Righting a wrong? Right side of brain can compensate for post-stroke loss of speech
After a debate that has lasted more than 130 years, researchers at Georgetown University Medical Center have found that loss of speech from a stroke in the left hemisphere of the brain can be recovered on the back, right side of the brain. This contradicts recent notions that the right hemisphere interferes with recovery.
While the findings will likely not put an immediate end to the debate, they suggest a new direction in treatment.
The study, published online in Brain, is the first to look at brain structure and grey matter volume when trying to understand how speech is recovered after a stroke. Results show that patients who have regained their voice have increased grey matter volume in the back of their right hemisphere—mirroring the location of one of the two left hemisphere speech areas.
"Over the past decade, researchers have increasingly suggested that the right hemisphere interferes with good recovery of language after left hemisphere strokes," says the study's senior author, Peter Turkeltaub, MD, PhD., an assistant professor of neurology at Georgetown University Medical Center and director of the aphasia clinic at MedStar National Rehabilitation Network. "Our results suggest the opposite—that right hemisphere compensation improves recovery."
Approximately one-third of stroke survivors lose speech and language—a disorder called aphasia—and most never fully regain it. Turkeltaub says loss of speech occurs almost exclusively in patients with a left hemisphere stroke—roughly 70 percent of people with left hemisphere strokes have language problems.
In a group of 32 left-hemisphere stroke survivors, the researchers determined whether increased grey matter volume in the right hemisphere related to better than expected speech abilities, given the individual features of each person's stroke.

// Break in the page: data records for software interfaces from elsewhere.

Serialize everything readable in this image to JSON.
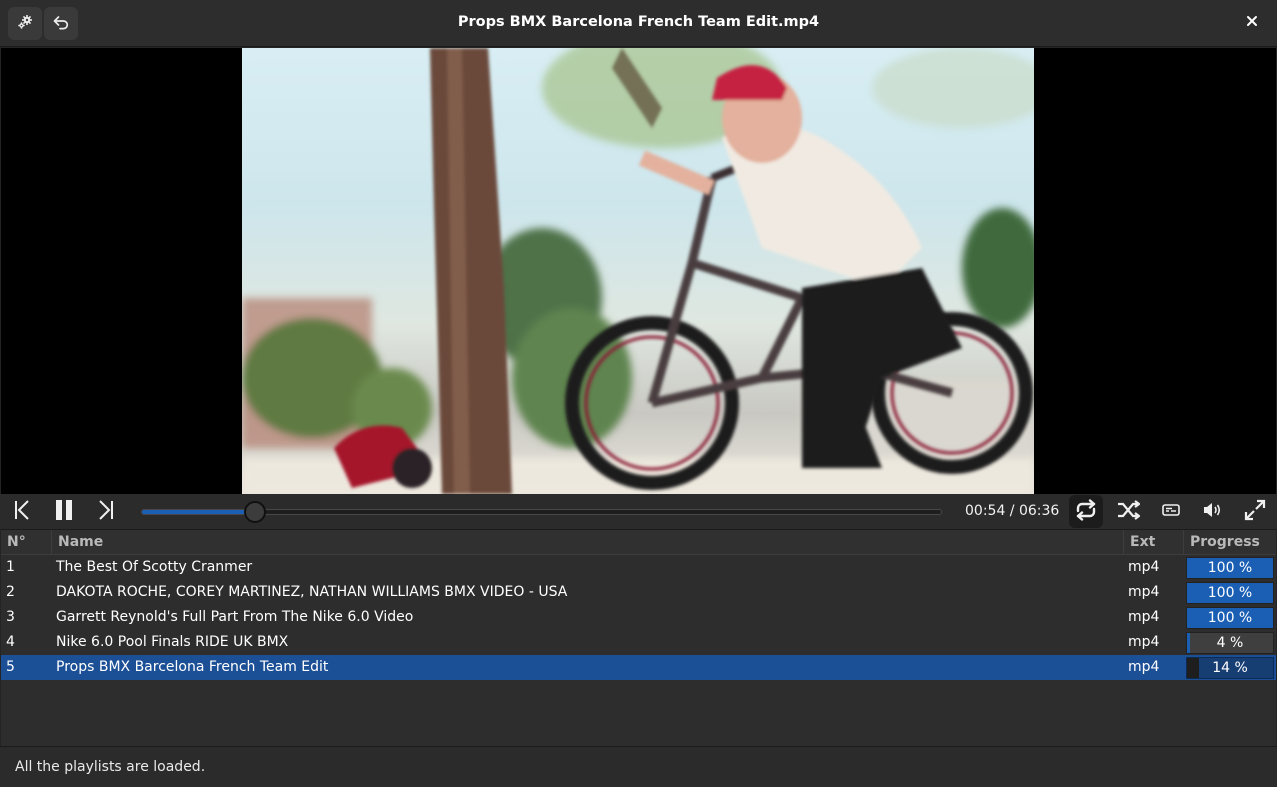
{
  "header": {
    "title": "Props BMX Barcelona French Team Edit.mp4",
    "settings_icon": "gear-icon",
    "back_icon": "undo-icon",
    "close_icon": "close-icon"
  },
  "player": {
    "time": "00:54 / 06:36",
    "progress_fraction": 0.1414,
    "controls": [
      "previous-icon",
      "pause-icon",
      "next-icon",
      "loop-icon",
      "shuffle-icon",
      "subtitles-icon",
      "volume-icon",
      "fullscreen-icon"
    ]
  },
  "playlist": {
    "columns": {
      "number": "N°",
      "name": "Name",
      "ext": "Ext",
      "progress": "Progress"
    },
    "rows": [
      {
        "number": "1",
        "name": "The Best Of Scotty Cranmer",
        "ext": "mp4",
        "progress": "100 %",
        "value": 1.0
      },
      {
        "number": "2",
        "name": "DAKOTA ROCHE, COREY MARTINEZ, NATHAN WILLIAMS BMX VIDEO - USA",
        "ext": "mp4",
        "progress": "100 %",
        "value": 1.0
      },
      {
        "number": "3",
        "name": "Garrett Reynold's Full Part From The Nike 6.0 Video",
        "ext": "mp4",
        "progress": "100 %",
        "value": 1.0
      },
      {
        "number": "4",
        "name": "Nike 6.0 Pool Finals RIDE UK BMX",
        "ext": "mp4",
        "progress": "4 %",
        "value": 0.04
      },
      {
        "number": "5",
        "name": "Props BMX Barcelona French Team Edit",
        "ext": "mp4",
        "progress": "14 %",
        "value": 0.14,
        "selected": true
      }
    ]
  },
  "status": {
    "text": "All the playlists are loaded."
  },
  "colors": {
    "accent": "#1a5fb4",
    "selection": "#1b4f96",
    "background": "#2d2d2d"
  }
}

The researchers enrolled an additional 30 individuals who had not experienced a stroke as a control group.
The investigators found that stroke participants who had better than expected speech abilities after their stroke had more grey matter in the back of the right hemisphere compared to stroke patients with worse speech. Those areas of the right hemisphere were also larger in the stroke survivors than in the control group, Turkeltaub says. "This indicates growth in these brain areas that relates to better speech production after a stroke."
Turkeltaub, a member of the Center for Brain Plasticity and Recovery at Georgetown University and MedStar National Rehabilitation Network, and his colleagues are continuing their study, looking for areas that compensate for other aspects of language use, such as comprehension of speech. The speech center discovered by the team aids only in use of speech, not in understanding what is said to an affected stroke patient.